When the fdisk utility is run on a disk that is greater than 2 TB in size, a warning message is displayed to indicate that you cannot create a non-EFI partition that is greater than 2 TB.
Keep in mind that you cannot move a disk over 1 TB with a legacy MBR or a legacy VTOC to a previous Solaris release. EFI labeled disks continue to work as in previous Solaris releases.
For more information about the EFI label changes in this release, see EFI Disk Label.
Oracle Solaris 11: This Solaris release provides support for the Internet Storage Name Service (iSNS) protocol in the Solaris iSCSI target and initiator software. The iSNS protocol allows for the automated discovery, management, and configuration of iSCSI devices on a TCP/IP network.
See the following resources for step-by-step instructions:
For information about configuring the Oracle Solaris iSCSI target to use a third-party iSNS server, see Chapter 14, Configuring Storage Devices With COMSTAR.
For information about configuring the Solaris iSCSI target with a Solaris iSNS server, see Chapter 15, Configuring and Managing the Oracle Solaris Internet Storage Name Service (iSNS) and isnsadm(1M).

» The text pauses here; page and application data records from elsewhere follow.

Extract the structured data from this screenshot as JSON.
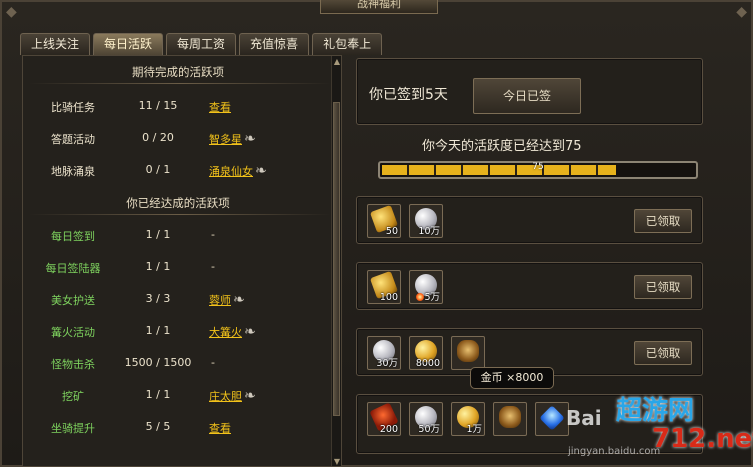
{
  "window": {
    "title": "战神福利"
  },
  "tabs": [
    "上线关注",
    "每日活跃",
    "每周工资",
    "充值惊喜",
    "礼包奉上"
  ],
  "active_tab": 1,
  "left": {
    "pending_title": "期待完成的活跃项",
    "pending": [
      {
        "name": "比骑任务",
        "count": "11 / 15",
        "link": "查看",
        "wing": false
      },
      {
        "name": "答题活动",
        "count": "0 / 20",
        "link": "智多星",
        "wing": true
      },
      {
        "name": "地脉涌泉",
        "count": "0 / 1",
        "link": "涌泉仙女",
        "wing": true
      }
    ],
    "done_title": "你已经达成的活跃项",
    "done": [
      {
        "name": "每日签到",
        "count": "1 / 1",
        "link": "",
        "dash": "-",
        "wing": false
      },
      {
        "name": "每日签陆器",
        "count": "1 / 1",
        "link": "",
        "dash": "-",
        "wing": false
      },
      {
        "name": "美女护送",
        "count": "3 / 3",
        "link": "蓉师",
        "wing": true
      },
      {
        "name": "篝火活动",
        "count": "1 / 1",
        "link": "大篝火",
        "wing": true
      },
      {
        "name": "怪物击杀",
        "count": "1500 / 1500",
        "link": "",
        "dash": "-",
        "wing": false
      },
      {
        "name": "挖矿",
        "count": "1 / 1",
        "link": "庄太胆",
        "wing": true
      },
      {
        "name": "坐骑提升",
        "count": "5 / 5",
        "link": "查看",
        "wing": false
      }
    ],
    "scroll": {
      "up": "▲",
      "down": "▼"
    }
  },
  "right": {
    "signin_text": "你已签到5天",
    "signin_button": "今日已签",
    "activity_text": "你今天的活跃度已经达到75",
    "progress": {
      "value": 75,
      "max": 100,
      "label": "75"
    },
    "rewards": [
      {
        "items": [
          {
            "icon": "gold-ingot-icon",
            "cls": "ico-gold-ingot",
            "count": "50"
          },
          {
            "icon": "silver-coin-icon",
            "cls": "ico-silver",
            "count": "10万"
          }
        ],
        "button": "已领取"
      },
      {
        "items": [
          {
            "icon": "gold-ingot-icon",
            "cls": "ico-gold-ingot",
            "count": "100"
          },
          {
            "icon": "silver-coin-icon",
            "cls": "ico-silver",
            "count": "5万"
          }
        ],
        "button": "已领取"
      },
      {
        "items": [
          {
            "icon": "silver-coin-icon",
            "cls": "ico-silver",
            "count": "30万"
          },
          {
            "icon": "gold-coin-icon",
            "cls": "ico-gold",
            "count": "8000"
          },
          {
            "icon": "medal-icon",
            "cls": "ico-medal",
            "count": ""
          }
        ],
        "button": "已领取"
      },
      {
        "items": [
          {
            "icon": "red-ingot-icon",
            "cls": "ico-red",
            "count": "200"
          },
          {
            "icon": "silver-coin-icon",
            "cls": "ico-silver",
            "count": "50万"
          },
          {
            "icon": "gold-coin-icon",
            "cls": "ico-gold",
            "count": "1万"
          },
          {
            "icon": "medal-icon",
            "cls": "ico-medal",
            "count": ""
          },
          {
            "icon": "blue-gem-icon",
            "cls": "ico-blue",
            "count": ""
          }
        ],
        "button": ""
      }
    ],
    "tooltip": "金币 ×8000"
  },
  "watermark": {
    "logo": "Bai",
    "cn": "超游网",
    "net": "712.net",
    "url": "jingyan.baidu.com"
  }
}
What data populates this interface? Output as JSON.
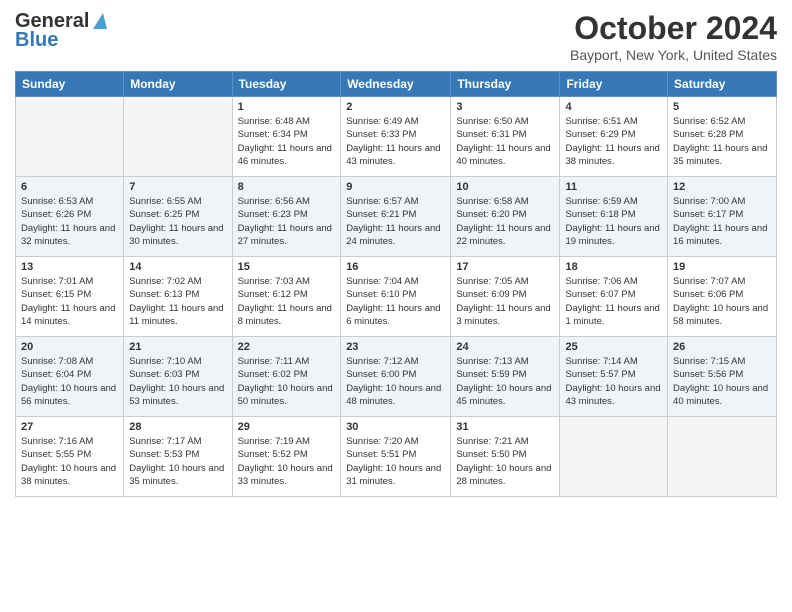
{
  "header": {
    "logo_line1": "General",
    "logo_line2": "Blue",
    "month_title": "October 2024",
    "location": "Bayport, New York, United States"
  },
  "weekdays": [
    "Sunday",
    "Monday",
    "Tuesday",
    "Wednesday",
    "Thursday",
    "Friday",
    "Saturday"
  ],
  "weeks": [
    [
      {
        "num": "",
        "info": ""
      },
      {
        "num": "",
        "info": ""
      },
      {
        "num": "1",
        "info": "Sunrise: 6:48 AM\nSunset: 6:34 PM\nDaylight: 11 hours and 46 minutes."
      },
      {
        "num": "2",
        "info": "Sunrise: 6:49 AM\nSunset: 6:33 PM\nDaylight: 11 hours and 43 minutes."
      },
      {
        "num": "3",
        "info": "Sunrise: 6:50 AM\nSunset: 6:31 PM\nDaylight: 11 hours and 40 minutes."
      },
      {
        "num": "4",
        "info": "Sunrise: 6:51 AM\nSunset: 6:29 PM\nDaylight: 11 hours and 38 minutes."
      },
      {
        "num": "5",
        "info": "Sunrise: 6:52 AM\nSunset: 6:28 PM\nDaylight: 11 hours and 35 minutes."
      }
    ],
    [
      {
        "num": "6",
        "info": "Sunrise: 6:53 AM\nSunset: 6:26 PM\nDaylight: 11 hours and 32 minutes."
      },
      {
        "num": "7",
        "info": "Sunrise: 6:55 AM\nSunset: 6:25 PM\nDaylight: 11 hours and 30 minutes."
      },
      {
        "num": "8",
        "info": "Sunrise: 6:56 AM\nSunset: 6:23 PM\nDaylight: 11 hours and 27 minutes."
      },
      {
        "num": "9",
        "info": "Sunrise: 6:57 AM\nSunset: 6:21 PM\nDaylight: 11 hours and 24 minutes."
      },
      {
        "num": "10",
        "info": "Sunrise: 6:58 AM\nSunset: 6:20 PM\nDaylight: 11 hours and 22 minutes."
      },
      {
        "num": "11",
        "info": "Sunrise: 6:59 AM\nSunset: 6:18 PM\nDaylight: 11 hours and 19 minutes."
      },
      {
        "num": "12",
        "info": "Sunrise: 7:00 AM\nSunset: 6:17 PM\nDaylight: 11 hours and 16 minutes."
      }
    ],
    [
      {
        "num": "13",
        "info": "Sunrise: 7:01 AM\nSunset: 6:15 PM\nDaylight: 11 hours and 14 minutes."
      },
      {
        "num": "14",
        "info": "Sunrise: 7:02 AM\nSunset: 6:13 PM\nDaylight: 11 hours and 11 minutes."
      },
      {
        "num": "15",
        "info": "Sunrise: 7:03 AM\nSunset: 6:12 PM\nDaylight: 11 hours and 8 minutes."
      },
      {
        "num": "16",
        "info": "Sunrise: 7:04 AM\nSunset: 6:10 PM\nDaylight: 11 hours and 6 minutes."
      },
      {
        "num": "17",
        "info": "Sunrise: 7:05 AM\nSunset: 6:09 PM\nDaylight: 11 hours and 3 minutes."
      },
      {
        "num": "18",
        "info": "Sunrise: 7:06 AM\nSunset: 6:07 PM\nDaylight: 11 hours and 1 minute."
      },
      {
        "num": "19",
        "info": "Sunrise: 7:07 AM\nSunset: 6:06 PM\nDaylight: 10 hours and 58 minutes."
      }
    ],
    [
      {
        "num": "20",
        "info": "Sunrise: 7:08 AM\nSunset: 6:04 PM\nDaylight: 10 hours and 56 minutes."
      },
      {
        "num": "21",
        "info": "Sunrise: 7:10 AM\nSunset: 6:03 PM\nDaylight: 10 hours and 53 minutes."
      },
      {
        "num": "22",
        "info": "Sunrise: 7:11 AM\nSunset: 6:02 PM\nDaylight: 10 hours and 50 minutes."
      },
      {
        "num": "23",
        "info": "Sunrise: 7:12 AM\nSunset: 6:00 PM\nDaylight: 10 hours and 48 minutes."
      },
      {
        "num": "24",
        "info": "Sunrise: 7:13 AM\nSunset: 5:59 PM\nDaylight: 10 hours and 45 minutes."
      },
      {
        "num": "25",
        "info": "Sunrise: 7:14 AM\nSunset: 5:57 PM\nDaylight: 10 hours and 43 minutes."
      },
      {
        "num": "26",
        "info": "Sunrise: 7:15 AM\nSunset: 5:56 PM\nDaylight: 10 hours and 40 minutes."
      }
    ],
    [
      {
        "num": "27",
        "info": "Sunrise: 7:16 AM\nSunset: 5:55 PM\nDaylight: 10 hours and 38 minutes."
      },
      {
        "num": "28",
        "info": "Sunrise: 7:17 AM\nSunset: 5:53 PM\nDaylight: 10 hours and 35 minutes."
      },
      {
        "num": "29",
        "info": "Sunrise: 7:19 AM\nSunset: 5:52 PM\nDaylight: 10 hours and 33 minutes."
      },
      {
        "num": "30",
        "info": "Sunrise: 7:20 AM\nSunset: 5:51 PM\nDaylight: 10 hours and 31 minutes."
      },
      {
        "num": "31",
        "info": "Sunrise: 7:21 AM\nSunset: 5:50 PM\nDaylight: 10 hours and 28 minutes."
      },
      {
        "num": "",
        "info": ""
      },
      {
        "num": "",
        "info": ""
      }
    ]
  ]
}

Oracle Solaris 11: iSCSI is an Internet Protocol (IP)-based storage networking standard for linking data storage subsystems. By carrying SCSI commands over IP networks, the iSCSI protocol enables you to mount disk devices, from across the network, onto your local system. On your local system, you can use the devices like block devices.
Common Multiprotocol SCSI TARget, or COMSTAR, a software framework enables you to convert any Oracle Solaris 11 host into a SCSI target device that can be accessed over a storage network by initiator hosts
For more information, see Chapter 14, Configuring Storage Devices With COMSTAR.
Oracle Solaris 11: The GRUB boot menu has replaced the previous method for booting an x86 system. In the area of disk management, you use the GRUB interface when booting from an alternative device to replace a system disk or when installing the bootblocks.
The GRUB boot environment provides the following features:
Network boot – Boot from the network by pressing the F12 key during the BIOS configuration phase.
Single-user boot – Boot to single-user mode by selecting this option from the Solaris failsafe boot menu:
Then, use the e (edit) option to add the -s single-user option. For example:
kernel /platform/i86pc/multiboot -s
Press return and then press the b key to boot the system. Press control-D to boot the system back to multiuser mode.
In the GRUB environment, you cannot use the fmthard command to install the boot blocks automatically when run on an x86 system. You must install the boot blocks separately.
For detailed feature information and instructions on using the new GRUB based booting on x86 systems, see Booting and Shutting Down Oracle Solaris on x86 Platforms.
This feature is not available on SPARC systems.
Oracle Solaris 11: The SCSI driver, ssd or sd, supports 2 terabytes and greater. The SCSI driver, ssd or sd, is limited to 2 TB in previous Solaris releases.
The format utility can be used to label, configure, and partition these larger disks. For information about using the EFI disk label on large disks and restrictions with the fdisk utility, see Restrictions of the EFI Disk Label.